“Did you just dig a hole and put water in it?” he asks innocently.



just dig a hole and put water in,” Smith says. “But see that grass in the water? That means there’s no fish. That’s why there’s no grass in that one, cause there


fish in the big lake.”



Drew says, his big eyes widening.

“There’s only alligators up here.”


Drew exclaims.

Smith smiles broadly, then bends down.

“I’m just kiddin’ Drew!”

He returns his gaze to the lake, where Charlie Mowrey is back up on her board again.


After she finishes, Smith helps Drew into the water. As the boy rides — then falls — Smith swims alongside him to render in-the-water instruction and make sure he’s safe.

“Let those arms out straight,” he tells him. “Just like that, dude.”

One of Drew’s three sisters calls encouragement from the dock.

“You can do it, bud-dy!”

“Oh you can do this for sure, man!” Smith says.

He helps Drew stand on his wakeboard. “You want to be in this position,” he says, adjusting Drew’s body. “Just like that.”

The cable begins to pull him again. Again he falls.

All part of the process.

After everyone goes once on the bunny lake, Smith walks to the main lake, where he helps launch riders off the dock on the large, and much faster, cable system. He cradles the riders as they wait for their cable line to come around. At the right moment he gives them a huge push onto the water just before their cable tightens and — who-oosh! — begins pulling them with a strong jerk.

“I’m making it as easy as possible for them by lifting their front legs so all they’ve got to worry about is keeping that handle in tight,” he says.

He launches Heather Athon, a 21-year-old from Prairie Village, and Nitin Kanukolanu, a 19-year-old from Overland Park.
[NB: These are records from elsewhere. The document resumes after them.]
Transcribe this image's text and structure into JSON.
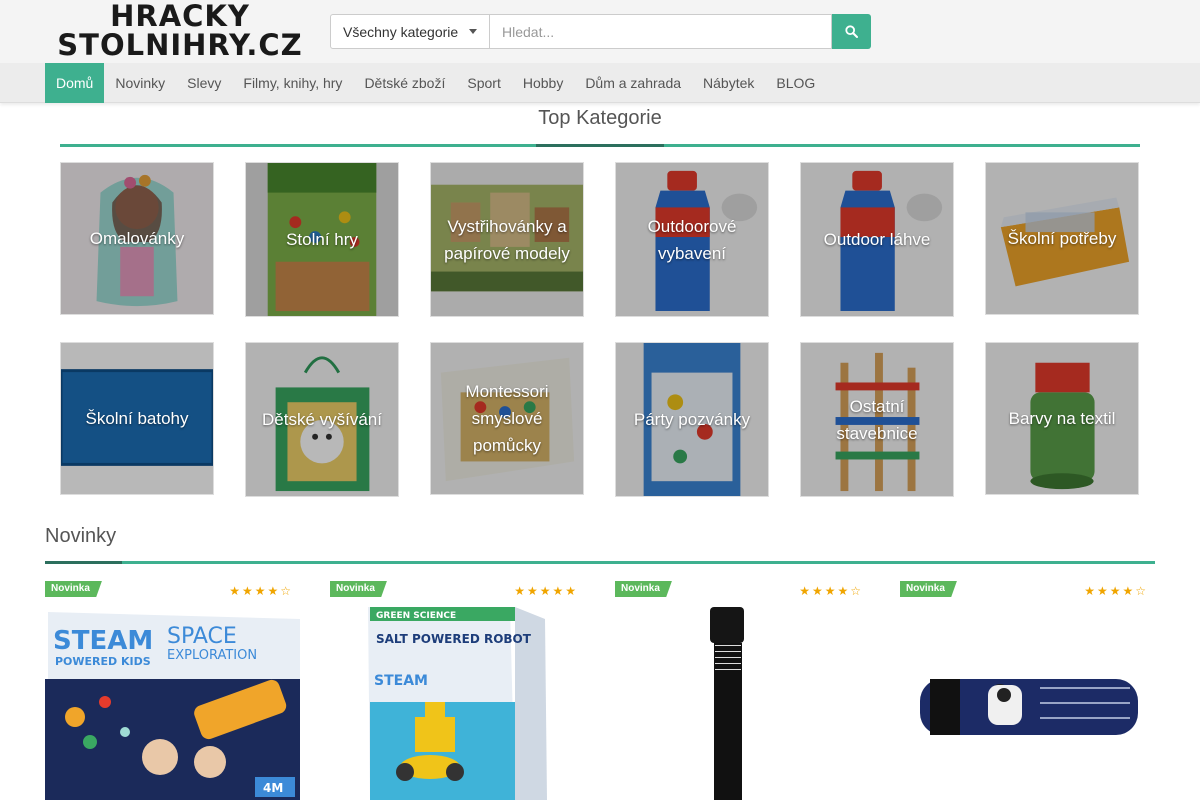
{
  "header": {
    "logo_line1": "HRACKY",
    "logo_line2": "STOLNIHRY.CZ",
    "category_select": "Všechny kategorie",
    "search_placeholder": "Hledat...",
    "search_icon": "search-icon"
  },
  "nav": {
    "items": [
      "Domů",
      "Novinky",
      "Slevy",
      "Filmy, knihy, hry",
      "Dětské zboží",
      "Sport",
      "Hobby",
      "Dům a zahrada",
      "Nábytek",
      "BLOG"
    ],
    "active_index": 0
  },
  "top_categories": {
    "title": "Top Kategorie",
    "items": [
      "Omalovánky",
      "Stolní hry",
      "Vystřihovánky a papírové modely",
      "Outdoorové vybavení",
      "Outdoor láhve",
      "Školní potřeby",
      "Školní batohy",
      "Dětské vyšívání",
      "Montessori smyslové pomůcky",
      "Párty pozvánky",
      "Ostatní stavebnice",
      "Barvy na textil"
    ]
  },
  "novinky": {
    "title": "Novinky",
    "products": [
      {
        "badge": "Novinka",
        "rating": 4,
        "stars": "★★★★☆"
      },
      {
        "badge": "Novinka",
        "rating": 5,
        "stars": "★★★★★"
      },
      {
        "badge": "Novinka",
        "rating": 4,
        "stars": "★★★★☆"
      },
      {
        "badge": "Novinka",
        "rating": 4,
        "stars": "★★★★☆"
      }
    ],
    "image_texts": {
      "p1_a": "STEAM",
      "p1_b": "POWERED KIDS",
      "p1_c": "SPACE",
      "p1_d": "EXPLORATION",
      "p1_e": "4M",
      "p2_a": "GREEN SCIENCE",
      "p2_b": "SALT POWERED ROBOT",
      "p2_c": "STEAM"
    }
  },
  "colors": {
    "accent": "#3eb08f",
    "accent_dark": "#2c6f5d",
    "badge": "#5cb85c",
    "star": "#f0a500"
  }
}
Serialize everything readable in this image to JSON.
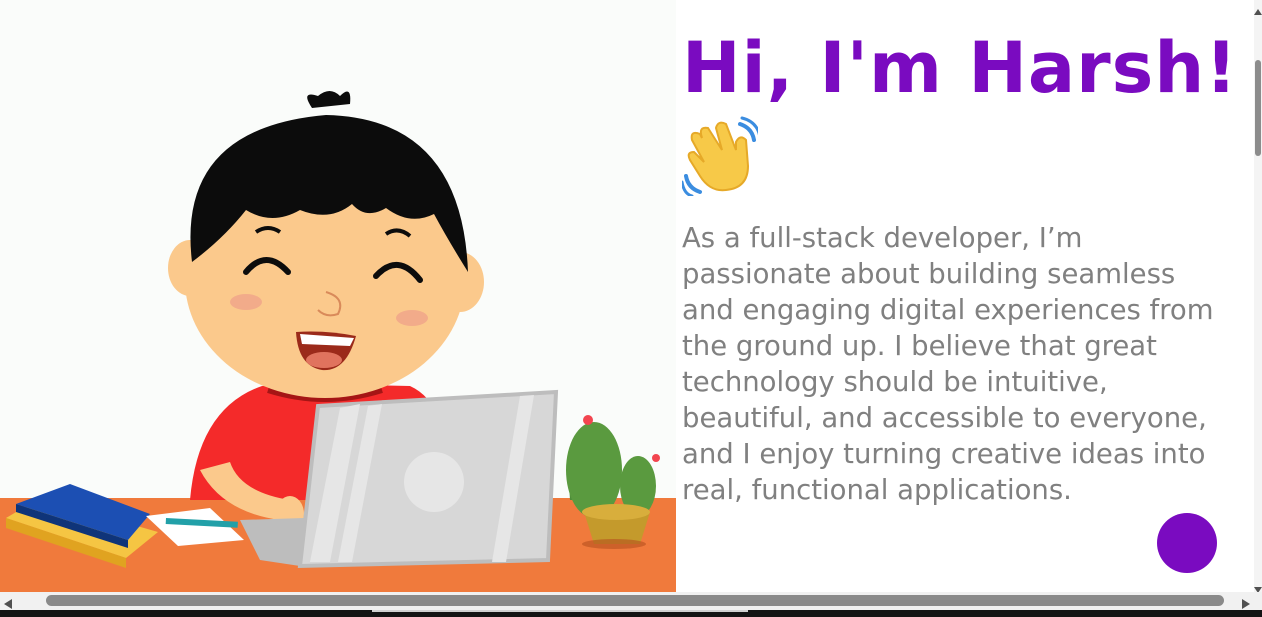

He launches light kids and hefty adults.

And one day, he hopes, he will launch 6-year-old Drew.

Drew is one of four Arnett children learning to ride on this day. His parents, Jim and Nancy Arnett, also brought their daughters — 12-year-old Gabby, 10-year-old Alyssa and 8-year-old Mary Kate.

“The guys who own this place are just so friendly and accommodating,” says Nancy Arnett. “They’re really good with the kids, and the kids enjoy coming out. This is where they learn the basics of wakeboarding. Then we go out to our place at Lake of the Ozarks (where) they do it off a boat. It’s a good challenge, and they have fun with it. It’s just a unique place to come and do something different.”

For Justin Smith, it is home.

“I’d much rather work outside than behind a desk,” he says. “Being trapped inside when it’s beautiful out is torture! But out here? We teach fun.”